Interface dataset entries

————

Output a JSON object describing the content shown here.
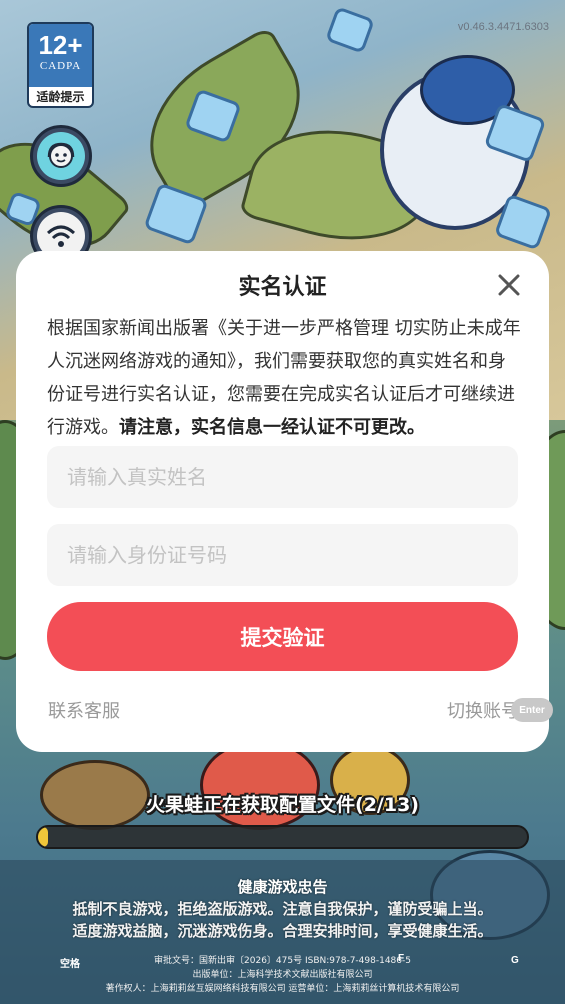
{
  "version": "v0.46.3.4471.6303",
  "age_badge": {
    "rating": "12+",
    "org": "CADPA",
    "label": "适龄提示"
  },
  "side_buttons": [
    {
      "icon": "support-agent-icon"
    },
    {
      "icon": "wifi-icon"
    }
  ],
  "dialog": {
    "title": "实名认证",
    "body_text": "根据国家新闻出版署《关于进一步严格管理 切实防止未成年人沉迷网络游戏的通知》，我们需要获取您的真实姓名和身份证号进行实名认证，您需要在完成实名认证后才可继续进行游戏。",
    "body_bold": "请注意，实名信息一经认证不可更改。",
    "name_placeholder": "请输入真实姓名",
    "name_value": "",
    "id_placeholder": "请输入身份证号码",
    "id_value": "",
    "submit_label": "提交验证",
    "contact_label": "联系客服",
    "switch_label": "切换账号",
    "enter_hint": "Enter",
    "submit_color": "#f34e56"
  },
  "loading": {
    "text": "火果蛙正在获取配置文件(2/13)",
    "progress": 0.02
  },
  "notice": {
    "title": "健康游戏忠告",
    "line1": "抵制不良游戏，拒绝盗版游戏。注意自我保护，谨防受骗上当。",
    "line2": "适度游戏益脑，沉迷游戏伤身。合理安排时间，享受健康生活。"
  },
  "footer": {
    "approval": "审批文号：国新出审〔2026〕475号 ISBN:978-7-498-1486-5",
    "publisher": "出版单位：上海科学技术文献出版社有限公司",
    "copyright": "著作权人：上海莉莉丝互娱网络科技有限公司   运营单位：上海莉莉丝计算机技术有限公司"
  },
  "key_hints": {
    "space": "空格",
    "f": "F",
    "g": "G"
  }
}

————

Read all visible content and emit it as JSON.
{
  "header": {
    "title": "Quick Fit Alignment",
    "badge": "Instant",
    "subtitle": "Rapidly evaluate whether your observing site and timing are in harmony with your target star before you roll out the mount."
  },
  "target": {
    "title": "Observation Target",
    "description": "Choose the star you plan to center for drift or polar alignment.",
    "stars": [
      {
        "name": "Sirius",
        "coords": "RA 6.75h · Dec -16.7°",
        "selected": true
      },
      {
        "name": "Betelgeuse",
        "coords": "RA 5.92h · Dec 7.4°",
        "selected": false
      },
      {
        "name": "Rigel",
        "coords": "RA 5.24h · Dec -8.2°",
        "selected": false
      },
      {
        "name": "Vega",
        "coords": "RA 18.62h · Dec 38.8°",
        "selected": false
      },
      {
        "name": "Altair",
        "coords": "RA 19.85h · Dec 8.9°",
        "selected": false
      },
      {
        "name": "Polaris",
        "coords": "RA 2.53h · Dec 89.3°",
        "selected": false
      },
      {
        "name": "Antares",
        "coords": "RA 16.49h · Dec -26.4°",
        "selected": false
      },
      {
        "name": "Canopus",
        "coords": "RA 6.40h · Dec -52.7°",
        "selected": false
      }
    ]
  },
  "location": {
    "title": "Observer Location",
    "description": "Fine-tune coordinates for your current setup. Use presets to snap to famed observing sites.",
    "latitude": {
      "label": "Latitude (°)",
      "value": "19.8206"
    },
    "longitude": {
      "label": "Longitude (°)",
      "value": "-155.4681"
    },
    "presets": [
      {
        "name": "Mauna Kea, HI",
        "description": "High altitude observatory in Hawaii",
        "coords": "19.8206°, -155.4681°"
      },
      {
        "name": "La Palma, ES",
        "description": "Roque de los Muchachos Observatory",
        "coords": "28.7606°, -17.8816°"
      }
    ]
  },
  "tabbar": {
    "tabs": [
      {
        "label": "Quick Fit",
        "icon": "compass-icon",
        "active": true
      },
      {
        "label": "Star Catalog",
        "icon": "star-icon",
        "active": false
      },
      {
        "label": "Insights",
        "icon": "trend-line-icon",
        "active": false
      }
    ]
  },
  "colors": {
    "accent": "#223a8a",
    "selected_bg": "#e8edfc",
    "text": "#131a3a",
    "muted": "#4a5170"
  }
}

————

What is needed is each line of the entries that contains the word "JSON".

=== Answer ===
Output a JSON object describing the content shown here.
Read all visible content and emit it as JSON.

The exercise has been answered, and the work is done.